* DATA SECTION *

|---|

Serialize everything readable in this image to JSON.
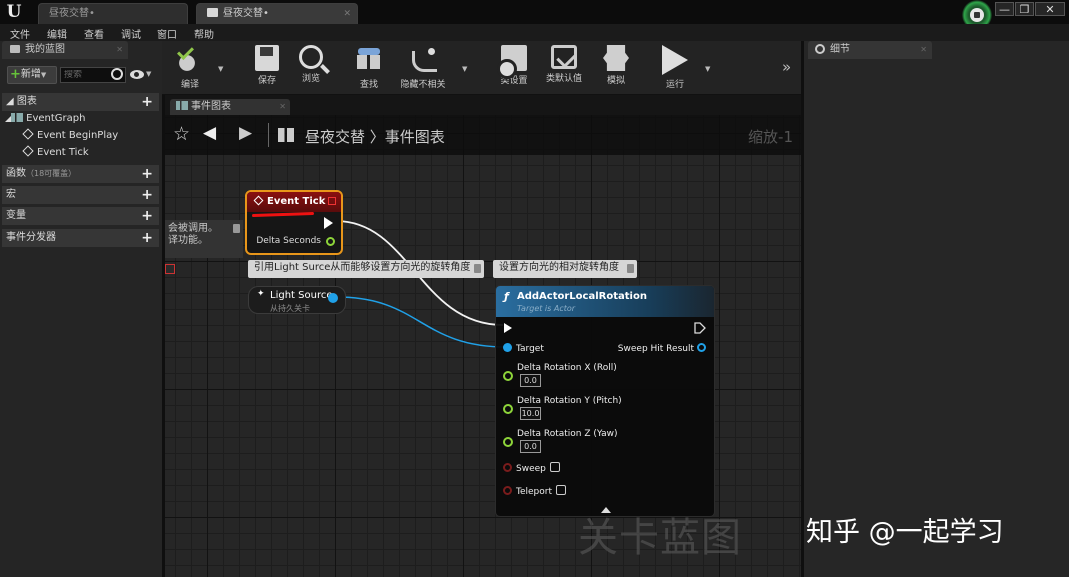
{
  "window": {
    "tabs": [
      {
        "label": "昼夜交替•"
      },
      {
        "label": "昼夜交替•"
      }
    ],
    "controls": {
      "minimize": "—",
      "restore": "❐",
      "close": "✕"
    }
  },
  "menu": [
    "文件",
    "编辑",
    "查看",
    "调试",
    "窗口",
    "帮助"
  ],
  "my_blueprint": {
    "tab_label": "我的蓝图",
    "add_label": "新增",
    "search_placeholder": "搜索",
    "sections": {
      "graphs": "图表",
      "functions": "函数",
      "functions_sub": "（18可覆盖）",
      "macros": "宏",
      "variables": "变量",
      "dispatchers": "事件分发器"
    },
    "tree": {
      "event_graph": "EventGraph",
      "begin_play": "Event BeginPlay",
      "tick": "Event Tick"
    }
  },
  "toolbar": {
    "compile": "编译",
    "save": "保存",
    "browse": "浏览",
    "find": "查找",
    "hide_unrelated": "隐藏不相关",
    "class_settings": "类设置",
    "class_defaults": "类默认值",
    "simulate": "模拟",
    "play": "运行",
    "more": "»"
  },
  "graph": {
    "tab_label": "事件图表",
    "breadcrumb": "昼夜交替 〉事件图表",
    "zoom": "缩放-1",
    "partial_comment": "会被调用。\n译功能。",
    "comment_light": "引用Light Surce从而能够设置方向光的旋转角度",
    "comment_rotation": "设置方向光的相对旋转角度",
    "event_tick": {
      "title": "Event Tick",
      "delta_label": "Delta Seconds"
    },
    "light_source": {
      "title": "Light Source",
      "subtitle": "从持久关卡"
    },
    "add_rotation": {
      "title": "AddActorLocalRotation",
      "subtitle": "Target is Actor",
      "target": "Target",
      "sweep_hit": "Sweep Hit Result",
      "rot_x_label": "Delta Rotation X (Roll)",
      "rot_x": "0.0",
      "rot_y_label": "Delta Rotation Y (Pitch)",
      "rot_y": "10.0",
      "rot_z_label": "Delta Rotation Z (Yaw)",
      "rot_z": "0.0",
      "sweep": "Sweep",
      "teleport": "Teleport"
    },
    "watermark": "关卡蓝图"
  },
  "details": {
    "tab_label": "细节"
  },
  "overlay": {
    "zhihu": "知乎 @一起学习"
  },
  "colors": {
    "exec_wire": "#ffffff",
    "object_wire": "#20a1e8",
    "event_header": "#8a1010",
    "function_header": "#2a6ea0",
    "selection": "#e8961a"
  }
}
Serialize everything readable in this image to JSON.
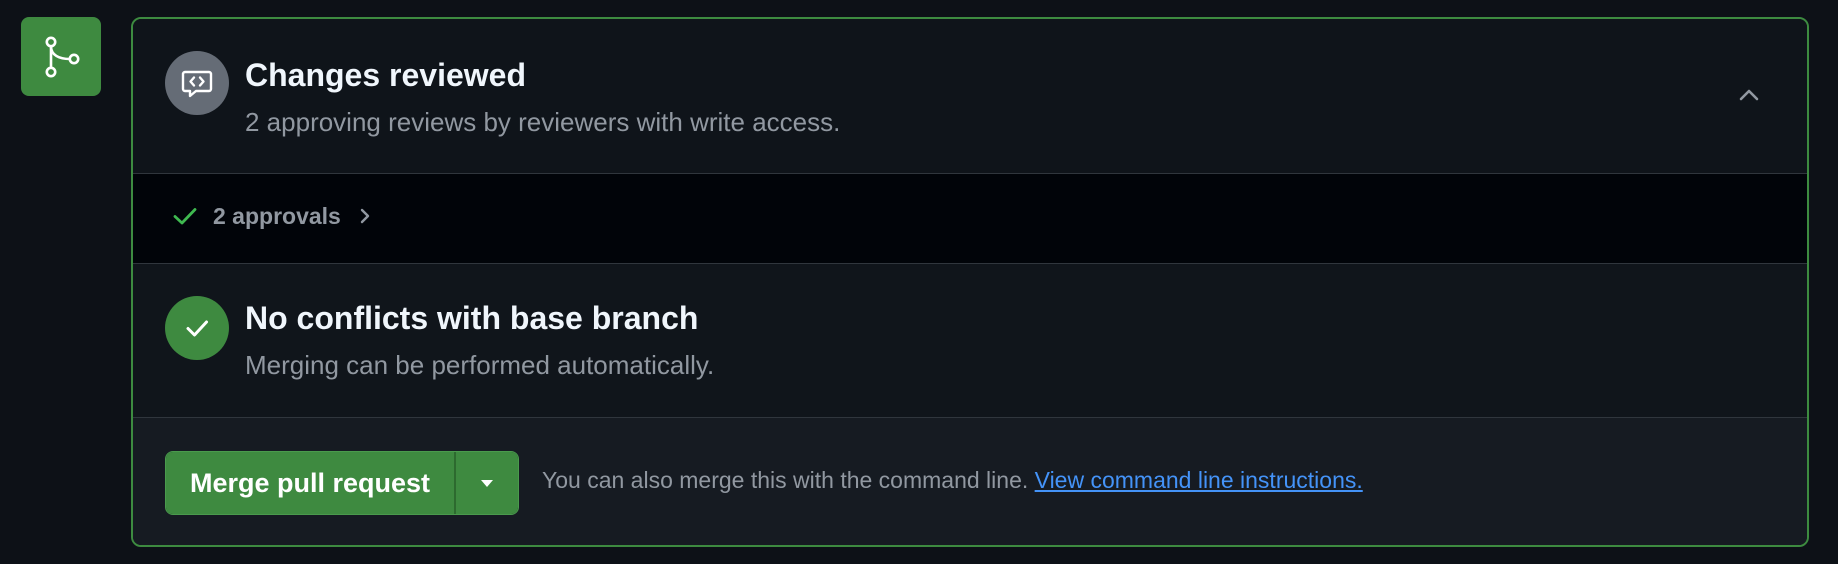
{
  "timeline": {
    "icon": "git-merge-icon",
    "icon_bg": "#3e8a40"
  },
  "reviews": {
    "icon": "code-review-icon",
    "title": "Changes reviewed",
    "subtitle": "2 approving reviews by reviewers with write access.",
    "collapse_icon": "chevron-up-icon"
  },
  "approvals": {
    "icon": "check-icon",
    "label": "2 approvals",
    "expand_icon": "chevron-right-icon"
  },
  "conflicts": {
    "icon": "check-circle-icon",
    "title": "No conflicts with base branch",
    "subtitle": "Merging can be performed automatically."
  },
  "merge": {
    "button_label": "Merge pull request",
    "dropdown_icon": "triangle-down-icon",
    "hint": "You can also merge this with the command line.",
    "link": "View command line instructions."
  },
  "colors": {
    "accent_green": "#3e8a40",
    "link_blue": "#4493f8",
    "muted_text": "#9198a1",
    "border_green": "#3d8b40"
  }
}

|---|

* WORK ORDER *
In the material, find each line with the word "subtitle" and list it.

* TASK OUTPUT *
      "subtitle": "从持久关卡"
      "subtitle": "Target is Actor",
    "subtitle": "2 approving reviews by reviewers with write access.",
    "subtitle": "Merging can be performed automatically."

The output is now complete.